Beersheba in the Negev. Photo by Leon Mauldin.
Beersheba is mentioned several times in the days of the Patriarchs. Abraham continued to live there after returning from Moriah to “sacrifice” Isaac (Gen. 22:19; cf. CSB: “And Abraham settled in Beer-sheba” (emp. mine, LM). Years later, when Isaac moved there the text tells us that “the LORD appeared to him the same night” and repeated the Abrahamic promises. “So he built an altar there and called on the name of the LORD” (Gen. 26:23-25).
Later still, when Jacob moved his family to Egypt it was at Beersheba that God appeared to him and said, “I am God, the God of your father; do not fear to go down to Egypt, for I will make of you a great nation there” (Gen. 46:1-3). God had told Abraham, Isaac and Jacob that He would make of them a great nation. It is in this passage that we learn that He would not do so in Canaan, the Promised Land, but it would be in Egypt.

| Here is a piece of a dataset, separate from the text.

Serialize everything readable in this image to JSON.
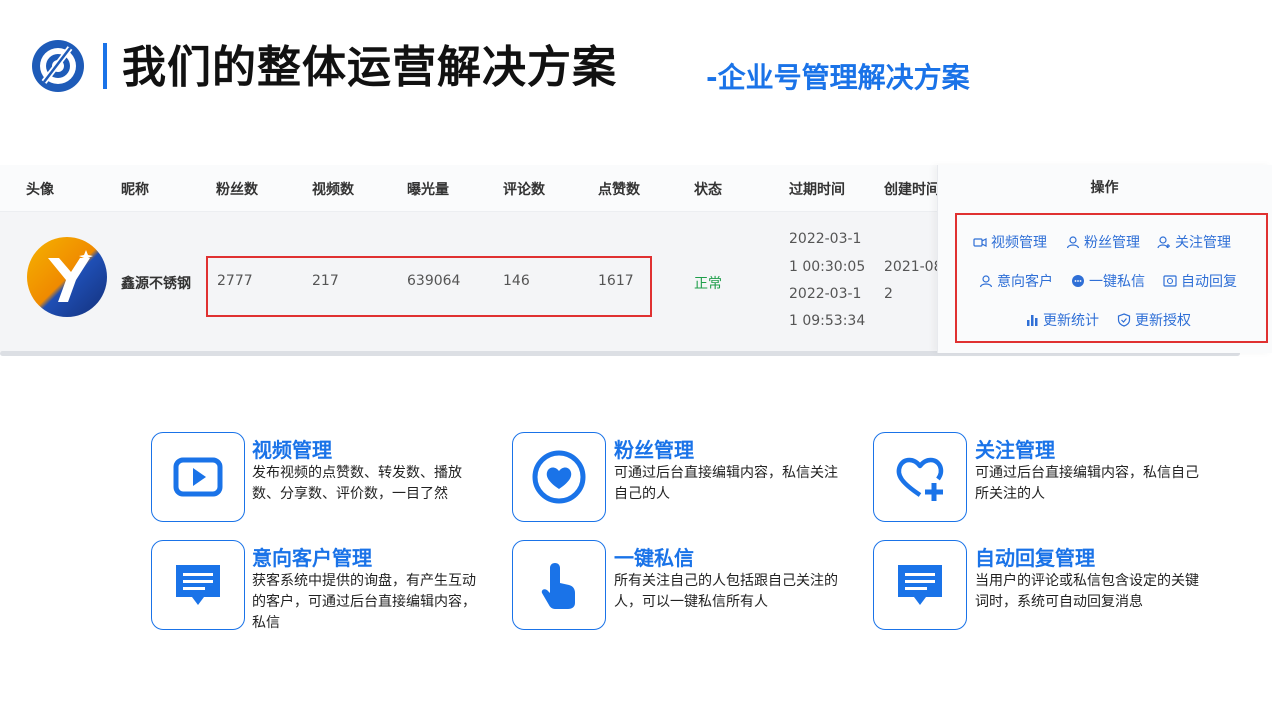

It had amply been demonstrated that the Canaanites were very willing to intermarry with Jacob’s family, and that was reciprocated (Gen. 32,38). Had they remained there they would have been assimilated into Canaanite culture, and never would have become the separate people of God.
May 6, 2010
In our previous post we mentioned how Jacob fled from his home in Beersheba to Haran, of Mesopotamia. For the short term he was running for his life; for the long term he married (four wives as it turned out) and had children, including twelve sons who would become the heads of the twelve tribes of Israel.
See map below to locate Beersheba.
Beersheba was the home of the patriarch Abraham as well as at times that of Isaac, and later Jacob as we have indicated. There was a well there which Abraham dug. The Philistine king Abimelech received seven ewe lambs from Abraham as confirming that the well was indeed Abraham’s (Gen. 21:22-30). “Therefore he called that place Beersheba, because the two of them swore an oath there” (v.31). The text goes on to say, “Then Abraham planted a tamarisk tree in Beersheba, and there called on the name of the LORD, the everlasting God” (v.33).
Our photo of Beersheba depicts both a well as well as a tamarisk tree.
Beersheba, with well and tamarisk tree. Photo by Leon Mauldin.
A good deal of excavation has been done at Beersheba. See photo below.
Excavations at Beersheba. Photo by Leon Mauldin.
Click on image for higher resolution.